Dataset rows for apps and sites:
+ + +

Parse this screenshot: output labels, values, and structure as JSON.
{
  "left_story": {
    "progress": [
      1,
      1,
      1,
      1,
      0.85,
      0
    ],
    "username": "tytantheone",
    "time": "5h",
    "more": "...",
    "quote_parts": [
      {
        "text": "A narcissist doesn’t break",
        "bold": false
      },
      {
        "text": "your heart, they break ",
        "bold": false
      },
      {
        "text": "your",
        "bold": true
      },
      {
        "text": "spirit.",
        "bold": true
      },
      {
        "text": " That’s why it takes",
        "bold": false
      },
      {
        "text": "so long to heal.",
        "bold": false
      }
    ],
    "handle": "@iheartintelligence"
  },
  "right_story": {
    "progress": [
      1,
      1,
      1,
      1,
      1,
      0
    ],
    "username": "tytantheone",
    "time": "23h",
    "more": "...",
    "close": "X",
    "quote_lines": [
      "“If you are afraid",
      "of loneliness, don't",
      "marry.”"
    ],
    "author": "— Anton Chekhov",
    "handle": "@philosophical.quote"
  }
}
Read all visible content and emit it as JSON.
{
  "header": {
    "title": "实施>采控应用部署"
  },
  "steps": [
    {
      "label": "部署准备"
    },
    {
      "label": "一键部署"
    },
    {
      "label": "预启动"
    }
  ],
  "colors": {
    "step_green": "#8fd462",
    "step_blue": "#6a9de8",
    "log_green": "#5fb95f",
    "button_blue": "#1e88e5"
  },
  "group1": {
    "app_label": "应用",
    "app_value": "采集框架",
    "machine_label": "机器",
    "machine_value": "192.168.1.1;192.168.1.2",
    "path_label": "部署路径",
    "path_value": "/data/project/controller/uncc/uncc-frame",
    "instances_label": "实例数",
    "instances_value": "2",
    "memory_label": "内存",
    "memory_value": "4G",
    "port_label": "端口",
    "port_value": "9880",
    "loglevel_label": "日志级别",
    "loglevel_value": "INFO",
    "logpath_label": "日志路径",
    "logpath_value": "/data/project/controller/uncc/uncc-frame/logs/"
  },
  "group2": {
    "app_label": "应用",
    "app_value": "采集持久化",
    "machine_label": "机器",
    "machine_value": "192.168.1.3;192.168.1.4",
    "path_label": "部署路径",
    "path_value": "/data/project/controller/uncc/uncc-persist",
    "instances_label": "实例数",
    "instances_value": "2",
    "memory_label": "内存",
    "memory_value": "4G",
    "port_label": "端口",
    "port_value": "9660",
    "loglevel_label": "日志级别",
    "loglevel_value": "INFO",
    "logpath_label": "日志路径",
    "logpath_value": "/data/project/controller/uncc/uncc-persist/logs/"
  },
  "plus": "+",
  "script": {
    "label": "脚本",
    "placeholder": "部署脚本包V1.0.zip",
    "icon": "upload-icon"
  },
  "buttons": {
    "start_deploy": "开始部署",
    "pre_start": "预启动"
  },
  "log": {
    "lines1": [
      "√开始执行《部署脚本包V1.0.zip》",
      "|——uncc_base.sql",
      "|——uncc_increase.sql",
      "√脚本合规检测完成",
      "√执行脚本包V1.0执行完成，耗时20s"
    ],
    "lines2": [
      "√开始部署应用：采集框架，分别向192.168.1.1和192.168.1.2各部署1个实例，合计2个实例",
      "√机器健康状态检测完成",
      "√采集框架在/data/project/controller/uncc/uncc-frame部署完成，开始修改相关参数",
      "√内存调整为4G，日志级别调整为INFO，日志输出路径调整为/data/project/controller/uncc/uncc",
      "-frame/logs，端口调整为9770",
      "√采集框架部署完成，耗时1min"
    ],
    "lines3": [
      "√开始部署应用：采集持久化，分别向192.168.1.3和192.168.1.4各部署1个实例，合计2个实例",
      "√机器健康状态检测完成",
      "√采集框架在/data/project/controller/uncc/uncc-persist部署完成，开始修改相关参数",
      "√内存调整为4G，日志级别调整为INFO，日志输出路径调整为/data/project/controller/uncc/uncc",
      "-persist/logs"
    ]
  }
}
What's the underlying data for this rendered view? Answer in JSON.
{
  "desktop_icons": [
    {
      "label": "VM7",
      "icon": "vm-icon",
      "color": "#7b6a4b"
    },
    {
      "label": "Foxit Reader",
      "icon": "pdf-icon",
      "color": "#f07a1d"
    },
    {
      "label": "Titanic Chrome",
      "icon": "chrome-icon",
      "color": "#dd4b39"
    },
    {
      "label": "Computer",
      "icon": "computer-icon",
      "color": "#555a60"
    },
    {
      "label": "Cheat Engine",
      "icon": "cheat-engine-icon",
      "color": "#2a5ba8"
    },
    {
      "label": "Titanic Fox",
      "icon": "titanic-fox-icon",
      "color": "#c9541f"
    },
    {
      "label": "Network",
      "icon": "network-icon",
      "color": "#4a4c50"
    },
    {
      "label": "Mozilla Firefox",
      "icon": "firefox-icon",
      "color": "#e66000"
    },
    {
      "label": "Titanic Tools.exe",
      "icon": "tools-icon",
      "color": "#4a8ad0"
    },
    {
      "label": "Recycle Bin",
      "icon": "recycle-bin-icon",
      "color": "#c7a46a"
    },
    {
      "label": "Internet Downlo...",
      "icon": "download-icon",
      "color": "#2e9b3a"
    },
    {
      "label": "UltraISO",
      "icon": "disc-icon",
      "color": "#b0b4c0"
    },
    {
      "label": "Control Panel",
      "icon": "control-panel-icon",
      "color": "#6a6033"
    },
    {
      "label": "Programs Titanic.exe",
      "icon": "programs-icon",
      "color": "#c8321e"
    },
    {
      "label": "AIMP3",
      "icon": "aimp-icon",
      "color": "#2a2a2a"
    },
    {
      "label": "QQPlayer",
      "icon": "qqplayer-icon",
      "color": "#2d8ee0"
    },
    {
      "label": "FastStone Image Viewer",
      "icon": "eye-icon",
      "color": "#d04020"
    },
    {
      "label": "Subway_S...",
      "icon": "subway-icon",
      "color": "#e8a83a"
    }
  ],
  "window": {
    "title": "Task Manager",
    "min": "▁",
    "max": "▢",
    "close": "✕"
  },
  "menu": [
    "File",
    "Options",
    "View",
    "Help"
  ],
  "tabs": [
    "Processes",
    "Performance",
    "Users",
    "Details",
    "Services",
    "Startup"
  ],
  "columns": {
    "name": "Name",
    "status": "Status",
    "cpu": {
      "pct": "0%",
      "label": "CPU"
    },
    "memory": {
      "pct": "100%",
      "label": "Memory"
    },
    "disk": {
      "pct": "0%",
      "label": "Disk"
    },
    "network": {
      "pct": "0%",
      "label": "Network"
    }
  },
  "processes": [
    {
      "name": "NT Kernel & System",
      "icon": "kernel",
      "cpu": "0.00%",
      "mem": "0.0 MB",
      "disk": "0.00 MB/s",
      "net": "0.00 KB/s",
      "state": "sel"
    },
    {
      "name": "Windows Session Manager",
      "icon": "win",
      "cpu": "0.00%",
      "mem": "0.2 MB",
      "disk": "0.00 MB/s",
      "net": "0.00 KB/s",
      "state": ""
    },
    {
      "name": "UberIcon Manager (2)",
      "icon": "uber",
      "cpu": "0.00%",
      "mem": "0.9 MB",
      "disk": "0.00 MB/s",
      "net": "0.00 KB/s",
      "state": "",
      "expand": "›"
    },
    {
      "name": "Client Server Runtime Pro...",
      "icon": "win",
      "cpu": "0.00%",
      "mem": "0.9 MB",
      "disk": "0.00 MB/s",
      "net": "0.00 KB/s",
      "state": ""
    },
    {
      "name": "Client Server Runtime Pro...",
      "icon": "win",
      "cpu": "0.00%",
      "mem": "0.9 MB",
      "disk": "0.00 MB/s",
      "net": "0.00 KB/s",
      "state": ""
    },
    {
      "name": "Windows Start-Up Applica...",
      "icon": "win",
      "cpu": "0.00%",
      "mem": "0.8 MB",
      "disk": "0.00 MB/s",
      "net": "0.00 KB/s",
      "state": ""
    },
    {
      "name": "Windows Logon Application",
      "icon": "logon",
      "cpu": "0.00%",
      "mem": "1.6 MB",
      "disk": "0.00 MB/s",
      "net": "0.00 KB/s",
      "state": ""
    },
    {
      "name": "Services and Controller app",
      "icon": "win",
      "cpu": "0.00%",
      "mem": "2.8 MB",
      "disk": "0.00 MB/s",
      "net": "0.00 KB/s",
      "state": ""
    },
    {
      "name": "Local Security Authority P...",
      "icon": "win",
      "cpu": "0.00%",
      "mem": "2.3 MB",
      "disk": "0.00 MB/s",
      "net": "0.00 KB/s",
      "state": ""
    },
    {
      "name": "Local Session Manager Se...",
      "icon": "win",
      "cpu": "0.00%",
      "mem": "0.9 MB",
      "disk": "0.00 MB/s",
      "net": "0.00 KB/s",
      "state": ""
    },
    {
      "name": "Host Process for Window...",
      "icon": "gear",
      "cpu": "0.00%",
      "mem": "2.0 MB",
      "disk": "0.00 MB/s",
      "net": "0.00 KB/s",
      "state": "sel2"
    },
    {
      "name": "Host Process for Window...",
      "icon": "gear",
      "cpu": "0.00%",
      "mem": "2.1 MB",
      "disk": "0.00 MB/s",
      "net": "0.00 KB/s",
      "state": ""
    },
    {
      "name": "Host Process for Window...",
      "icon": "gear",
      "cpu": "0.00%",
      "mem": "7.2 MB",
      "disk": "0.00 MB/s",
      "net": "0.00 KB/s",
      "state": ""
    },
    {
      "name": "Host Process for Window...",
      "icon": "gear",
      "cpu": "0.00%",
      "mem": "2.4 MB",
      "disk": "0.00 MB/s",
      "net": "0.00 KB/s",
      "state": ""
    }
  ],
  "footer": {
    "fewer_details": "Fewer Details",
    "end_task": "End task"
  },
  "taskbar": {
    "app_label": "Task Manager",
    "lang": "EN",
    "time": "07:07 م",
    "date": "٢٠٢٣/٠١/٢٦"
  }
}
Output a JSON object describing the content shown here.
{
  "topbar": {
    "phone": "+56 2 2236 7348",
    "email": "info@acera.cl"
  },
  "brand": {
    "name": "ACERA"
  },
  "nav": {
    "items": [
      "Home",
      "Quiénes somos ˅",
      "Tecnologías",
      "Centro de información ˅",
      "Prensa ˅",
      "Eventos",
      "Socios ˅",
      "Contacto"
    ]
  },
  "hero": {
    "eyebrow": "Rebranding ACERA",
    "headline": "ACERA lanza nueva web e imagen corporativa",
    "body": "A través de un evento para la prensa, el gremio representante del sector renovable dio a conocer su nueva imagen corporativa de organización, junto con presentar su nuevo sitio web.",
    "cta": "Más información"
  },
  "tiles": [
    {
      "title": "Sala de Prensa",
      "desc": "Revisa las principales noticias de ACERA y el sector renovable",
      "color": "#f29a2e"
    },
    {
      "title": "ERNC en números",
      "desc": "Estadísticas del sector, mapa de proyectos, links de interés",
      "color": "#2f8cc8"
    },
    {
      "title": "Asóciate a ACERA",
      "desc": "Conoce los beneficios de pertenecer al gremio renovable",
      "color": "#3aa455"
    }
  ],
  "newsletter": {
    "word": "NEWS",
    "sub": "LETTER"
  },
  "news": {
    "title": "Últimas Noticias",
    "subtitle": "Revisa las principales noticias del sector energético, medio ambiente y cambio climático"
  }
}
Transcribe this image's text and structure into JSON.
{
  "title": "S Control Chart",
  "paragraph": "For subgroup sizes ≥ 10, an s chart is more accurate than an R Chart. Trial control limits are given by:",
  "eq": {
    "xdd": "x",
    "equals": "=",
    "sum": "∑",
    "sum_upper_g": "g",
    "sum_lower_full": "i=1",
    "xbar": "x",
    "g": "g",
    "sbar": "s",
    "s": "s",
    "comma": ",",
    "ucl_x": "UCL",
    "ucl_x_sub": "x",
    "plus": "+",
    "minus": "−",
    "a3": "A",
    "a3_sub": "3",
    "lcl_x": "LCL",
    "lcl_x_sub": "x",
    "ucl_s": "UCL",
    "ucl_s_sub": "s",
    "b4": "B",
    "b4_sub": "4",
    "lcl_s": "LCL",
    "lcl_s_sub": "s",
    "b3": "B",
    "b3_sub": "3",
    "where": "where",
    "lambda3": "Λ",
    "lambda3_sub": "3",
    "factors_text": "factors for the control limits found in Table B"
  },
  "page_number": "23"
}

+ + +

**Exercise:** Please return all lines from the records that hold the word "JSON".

**Completed exercise:**
Parse this screenshot: output labels, values, and structure as JSON.
Read all visible content and emit it as JSON.
What's the underlying data for this rendered view? Answer in JSON.
Output a JSON object describing the content shown here.
Transcribe this image's text and structure into JSON.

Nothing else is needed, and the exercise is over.